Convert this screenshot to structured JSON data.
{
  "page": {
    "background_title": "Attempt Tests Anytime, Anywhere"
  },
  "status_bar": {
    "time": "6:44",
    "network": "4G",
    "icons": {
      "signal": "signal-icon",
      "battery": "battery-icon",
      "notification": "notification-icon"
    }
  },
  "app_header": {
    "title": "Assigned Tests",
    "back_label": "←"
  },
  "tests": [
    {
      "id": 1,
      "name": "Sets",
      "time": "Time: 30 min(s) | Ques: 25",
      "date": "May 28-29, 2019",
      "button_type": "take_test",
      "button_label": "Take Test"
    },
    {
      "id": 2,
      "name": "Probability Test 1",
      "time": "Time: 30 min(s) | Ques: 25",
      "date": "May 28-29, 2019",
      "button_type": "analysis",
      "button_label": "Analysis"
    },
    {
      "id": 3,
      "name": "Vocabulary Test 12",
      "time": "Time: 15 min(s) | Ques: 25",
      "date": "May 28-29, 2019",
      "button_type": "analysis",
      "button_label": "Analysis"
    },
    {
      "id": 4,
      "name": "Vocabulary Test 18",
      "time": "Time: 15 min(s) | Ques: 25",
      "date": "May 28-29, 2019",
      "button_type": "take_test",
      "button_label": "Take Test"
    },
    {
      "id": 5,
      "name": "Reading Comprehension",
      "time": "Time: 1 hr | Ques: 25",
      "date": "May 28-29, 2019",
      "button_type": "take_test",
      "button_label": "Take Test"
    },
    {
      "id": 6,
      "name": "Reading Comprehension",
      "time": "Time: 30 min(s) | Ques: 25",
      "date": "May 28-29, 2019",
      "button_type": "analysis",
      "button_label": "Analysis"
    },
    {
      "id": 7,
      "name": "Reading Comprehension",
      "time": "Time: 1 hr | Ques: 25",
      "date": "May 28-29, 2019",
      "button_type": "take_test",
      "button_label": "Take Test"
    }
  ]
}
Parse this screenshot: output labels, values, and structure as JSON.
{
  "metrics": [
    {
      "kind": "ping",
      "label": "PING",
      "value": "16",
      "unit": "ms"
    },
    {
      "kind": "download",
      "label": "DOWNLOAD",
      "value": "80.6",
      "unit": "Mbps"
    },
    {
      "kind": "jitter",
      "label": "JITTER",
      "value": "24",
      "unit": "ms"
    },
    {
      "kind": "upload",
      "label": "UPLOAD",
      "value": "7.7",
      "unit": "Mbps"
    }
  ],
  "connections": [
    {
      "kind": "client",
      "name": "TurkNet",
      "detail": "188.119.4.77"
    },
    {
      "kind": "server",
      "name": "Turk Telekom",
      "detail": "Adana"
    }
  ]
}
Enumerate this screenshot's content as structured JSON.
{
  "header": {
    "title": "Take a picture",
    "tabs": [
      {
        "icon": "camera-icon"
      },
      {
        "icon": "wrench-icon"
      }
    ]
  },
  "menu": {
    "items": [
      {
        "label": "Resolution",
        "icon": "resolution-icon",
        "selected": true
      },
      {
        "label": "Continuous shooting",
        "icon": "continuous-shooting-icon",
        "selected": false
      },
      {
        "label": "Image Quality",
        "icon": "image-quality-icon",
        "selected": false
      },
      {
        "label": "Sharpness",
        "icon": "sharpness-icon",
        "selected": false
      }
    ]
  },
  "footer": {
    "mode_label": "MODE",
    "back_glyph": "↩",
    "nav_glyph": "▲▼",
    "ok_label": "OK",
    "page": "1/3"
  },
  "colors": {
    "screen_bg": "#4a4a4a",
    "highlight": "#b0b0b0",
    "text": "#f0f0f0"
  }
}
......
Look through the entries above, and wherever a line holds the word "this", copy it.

Convert this screenshot to structured JSON data.
Parse this screenshot: output labels, values, and structure as JSON.
Enumerate this screenshot's content as structured JSON.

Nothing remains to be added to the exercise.